What then to make of the critics who are paid to opine and seem so consistently to get it wrong. I am beginning to think that reviewers (as opposed to critics of whom there are far too few) are calling it in. Film, book, or restaurant reviews often contain such glaring errors that I wonder did they actually see, read, or eat the products they write of. In one review of Fishtag the writer described a dish I ate, as mussels, prepared and served in a disgusting lamb broth. The truth is the dish is served in a tomato base with a smookie dark pork flavor. Others criticized this same dish as a stretch, showing off by combining strange pairing, when in fact a fish/meat combo is as common as paella, All of this is to say that I think the pros' days are numbered. I trust and use the social media far more than any professional big name reviewer and I believe their papers will dump them sooner rather than later. Not a minute too soon for me.

We chased the pig around the city. After a visit to the Secret Garden in Central Park, Chuck, Mary, Carrie and I "dared" to walk the 20 blocks through east Harlem in search of the perfect pork torta. I had heard this sandwich might be made at Taco-Mix.

We had the name of the joint confused with the name of a sandwich and thus just trying to confirm we were where we wanted to be turned into a form of street opera. However the welcome was so warm and the food on display so appealing it didn't matter. It turned out we had the right place.

We snuggled in among the jammed locals, Chuck found a surface in the back and spread papers upon it, and we began the process of ordering, and getting help from others and staff in selecting what we might enjoy. It was a riot of food and smell, and seasoning, and cultural exchange. They got crazy white people pigging out, we got the best mex you can eat out of hand. No professional reviews. Here's what the yelpers have to say.

I saved ten thousand dollars this week by not flying to Japan to get a plate of Takoyaki, octopus dipped in batter and cooked in special cast iron trays made for the dish. Otafuku on ninth street does the job from this tiny slot, no tables, no pro reviews.

The Japanese American woman about to graduate NYU in econ was engaging as we waited our turns and she bemoaned the limits of a curriculum that denied her "no growth" models, or steady state economic options. We also agreed that this was a fantastic dish, she added, "as good as it gets in Japan".
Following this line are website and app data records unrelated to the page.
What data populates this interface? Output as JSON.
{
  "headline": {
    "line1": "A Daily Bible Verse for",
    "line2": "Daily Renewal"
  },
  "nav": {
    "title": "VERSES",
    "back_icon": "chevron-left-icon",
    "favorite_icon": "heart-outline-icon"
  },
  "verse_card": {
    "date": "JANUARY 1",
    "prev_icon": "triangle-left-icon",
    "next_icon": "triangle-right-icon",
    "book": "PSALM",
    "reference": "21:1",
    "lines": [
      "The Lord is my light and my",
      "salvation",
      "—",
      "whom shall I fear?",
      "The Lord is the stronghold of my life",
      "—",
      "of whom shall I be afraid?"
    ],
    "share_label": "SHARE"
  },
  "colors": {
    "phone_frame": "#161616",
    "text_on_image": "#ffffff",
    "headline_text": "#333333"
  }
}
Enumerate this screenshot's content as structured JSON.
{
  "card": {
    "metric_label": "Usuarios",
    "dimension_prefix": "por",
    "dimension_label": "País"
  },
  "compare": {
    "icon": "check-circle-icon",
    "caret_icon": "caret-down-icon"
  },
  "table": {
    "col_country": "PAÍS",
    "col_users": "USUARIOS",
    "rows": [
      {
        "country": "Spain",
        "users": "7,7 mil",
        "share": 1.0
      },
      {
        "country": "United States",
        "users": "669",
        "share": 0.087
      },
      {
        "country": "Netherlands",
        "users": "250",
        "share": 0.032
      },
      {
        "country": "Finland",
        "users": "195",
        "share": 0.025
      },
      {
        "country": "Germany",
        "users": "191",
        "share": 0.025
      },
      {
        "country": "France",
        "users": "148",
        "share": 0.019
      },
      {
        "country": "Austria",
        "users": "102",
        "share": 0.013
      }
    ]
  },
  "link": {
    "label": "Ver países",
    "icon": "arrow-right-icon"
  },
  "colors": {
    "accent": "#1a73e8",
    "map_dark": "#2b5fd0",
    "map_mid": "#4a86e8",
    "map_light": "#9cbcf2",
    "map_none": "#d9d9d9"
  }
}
The bomb exploded in Xi'an Famous Foods
I found that Bourdain and others have explored this place and the opinions are universal: It is fantastic. A new twist in seating arrangements is expressed in the form of a sign that signals that three nearby bars will accept you, food in hand, to sit and eat while having one of their drinks.

None of the above are coming to a storefront near you. But I think I know what will. Rice to Riches has the formula: A perfect comfort food, great profit margin, easily replicated graphics and style, and too cute by half. The place was packed. Which doesn't really tell you anything other than a lot of people like rice pudding. The myth of the truck driver somehow knows where to eat, or perusing a menu from the street is info that might tell you what to expect, are really false leads. Observing what people are eating in the sidewalk seats, or walking through a restaurant ostensibly to wash before dinner and seeing patrons plates is a far better strategy.

These are my opinions offered with the intention of sharing a process of how to improve your eating experience. The flaw in a system of user friendly opinions is that we are learning how easy it is to fake entries on social media to either create buzz or blow off a competitor. Opinion spam is becoming endemic but you can learn how to spot it. Finally, there is no substitute for face to face sharing.